JPMORGAN Chase & Co’s third-quarter profit rose 7 percent from a year earlier, as the bank was able to increase revenue in its consumer banking business even though the company had to set aside additional funds to cover bad loans, most notably in its credit card division.
The biggest bank by deposits and assets said yesterday it earned a profit of US$6.73 billion, or US$1.76 per share, compared with US$6.29 billion, or US$1.58 a share, in the same period a year earlier. The results beat analysts’ hopes, who were looking for JPMorgan to earn US$1.65 a share, according to FactSet.
JPMorgan’s consumer bank was the driver of this quarter’s growth, reporting a 16 percent rise in net income. The bank saw higher deposit growth and increased revenue in its credit card division, which the bank has been expanding aggressively in the last year with a new high-end credit card known as Chase Sapphire Reserve. Charge-offs in that business have been creeping steadily higher for several quarters, however, and the bank had to set aside an additional US$300 million to cover potential losses.
Despite the creep up in delinquencies, “the US consumer remains healthy,” JPMorgan Chase CEO Jamie Dimon said in a statement.

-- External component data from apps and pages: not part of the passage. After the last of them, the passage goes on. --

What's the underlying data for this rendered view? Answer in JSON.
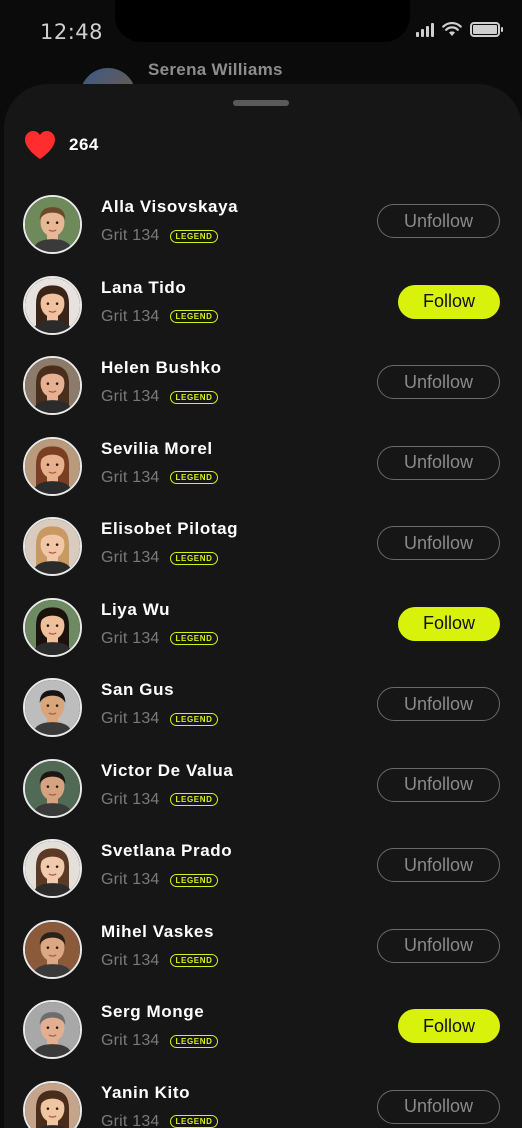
{
  "status_bar": {
    "time": "12:48",
    "icons": [
      "signal-icon",
      "wifi-icon",
      "battery-icon"
    ]
  },
  "background_header": {
    "name": "Serena Williams"
  },
  "likes": {
    "icon": "heart-icon",
    "count": "264",
    "color": "#ff2d2d"
  },
  "accent_color": "#d9f20c",
  "users": [
    {
      "name": "Alla Visovskaya",
      "grit": "Grit 134",
      "badge": "LEGEND",
      "button": "Unfollow",
      "following": true
    },
    {
      "name": "Lana Tido",
      "grit": "Grit 134",
      "badge": "LEGEND",
      "button": "Follow",
      "following": false
    },
    {
      "name": "Helen Bushko",
      "grit": "Grit 134",
      "badge": "LEGEND",
      "button": "Unfollow",
      "following": true
    },
    {
      "name": "Sevilia Morel",
      "grit": "Grit 134",
      "badge": "LEGEND",
      "button": "Unfollow",
      "following": true
    },
    {
      "name": "Elisobet Pilotag",
      "grit": "Grit 134",
      "badge": "LEGEND",
      "button": "Unfollow",
      "following": true
    },
    {
      "name": "Liya Wu",
      "grit": "Grit 134",
      "badge": "LEGEND",
      "button": "Follow",
      "following": false
    },
    {
      "name": "San Gus",
      "grit": "Grit 134",
      "badge": "LEGEND",
      "button": "Unfollow",
      "following": true
    },
    {
      "name": "Victor De Valua",
      "grit": "Grit 134",
      "badge": "LEGEND",
      "button": "Unfollow",
      "following": true
    },
    {
      "name": "Svetlana Prado",
      "grit": "Grit 134",
      "badge": "LEGEND",
      "button": "Unfollow",
      "following": true
    },
    {
      "name": "Mihel Vaskes",
      "grit": "Grit 134",
      "badge": "LEGEND",
      "button": "Unfollow",
      "following": true
    },
    {
      "name": "Serg Monge",
      "grit": "Grit 134",
      "badge": "LEGEND",
      "button": "Follow",
      "following": false
    },
    {
      "name": "Yanin Kito",
      "grit": "Grit 134",
      "badge": "LEGEND",
      "button": "Unfollow",
      "following": true
    }
  ]
}
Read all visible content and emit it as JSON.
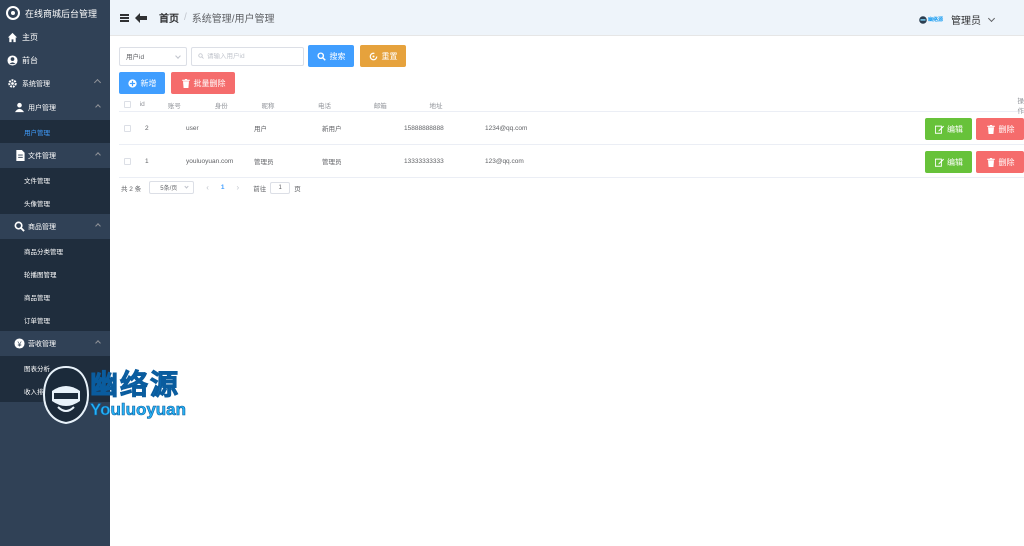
{
  "app": {
    "title": "在线商城后台管理"
  },
  "sidebar": {
    "home": "主页",
    "frontend": "前台",
    "system": {
      "label": "系统管理",
      "groups": [
        {
          "label": "用户管理",
          "items": [
            "用户管理"
          ]
        },
        {
          "label": "文件管理",
          "items": [
            "文件管理",
            "头像管理"
          ]
        },
        {
          "label": "商品管理",
          "items": [
            "商品分类管理",
            "轮播图管理",
            "商品管理",
            "订单管理"
          ]
        },
        {
          "label": "营收管理",
          "items": [
            "图表分析",
            "收入排行"
          ]
        }
      ]
    }
  },
  "header": {
    "breadcrumb_home": "首页",
    "breadcrumb_sep": "/",
    "breadcrumb_path": "系统管理/用户管理",
    "user_name": "管理员",
    "avatar_text": "幽络源"
  },
  "toolbar": {
    "select_value": "用户id",
    "search_placeholder": "请输入用户id",
    "search_label": "搜索",
    "reset_label": "重置",
    "add_label": "新增",
    "batch_delete_label": "批量删除"
  },
  "table": {
    "headers": [
      "id",
      "账号",
      "身份",
      "昵称",
      "电话",
      "邮箱",
      "地址",
      "操作"
    ],
    "rows": [
      {
        "id": "2",
        "account": "user",
        "role": "用户",
        "nickname": "新用户",
        "phone": "15888888888",
        "email": "1234@qq.com",
        "address": ""
      },
      {
        "id": "1",
        "account": "youluoyuan.com",
        "role": "管理员",
        "nickname": "管理员",
        "phone": "13333333333",
        "email": "123@qq.com",
        "address": ""
      }
    ],
    "edit_label": "编辑",
    "delete_label": "删除"
  },
  "pagination": {
    "total": "共 2 条",
    "page_size": "5条/页",
    "prev": "‹",
    "current_page": "1",
    "next": "›",
    "goto_prefix": "前往",
    "goto_value": "1",
    "goto_suffix": "页"
  },
  "watermark": {
    "cn": "幽络源",
    "en": "Youluoyuan"
  },
  "colors": {
    "sidebar": "#304156",
    "primary": "#409eff",
    "warning": "#e6a23c",
    "danger": "#f56c6c",
    "success": "#67c23a"
  }
}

The gains in JPMorgan’s consumer banking division were more than enough to make up for declines in corporate and investment banking, its other major business. That division suffered a 13 percent fall in profits from a year earlier, mostly due to lower trading revenues. Bond trading revenue slumped 27 percent and stock trading revenue fell 4 percent, the bank said. Revenue across the bank was US$26.2 billion on a managed basis.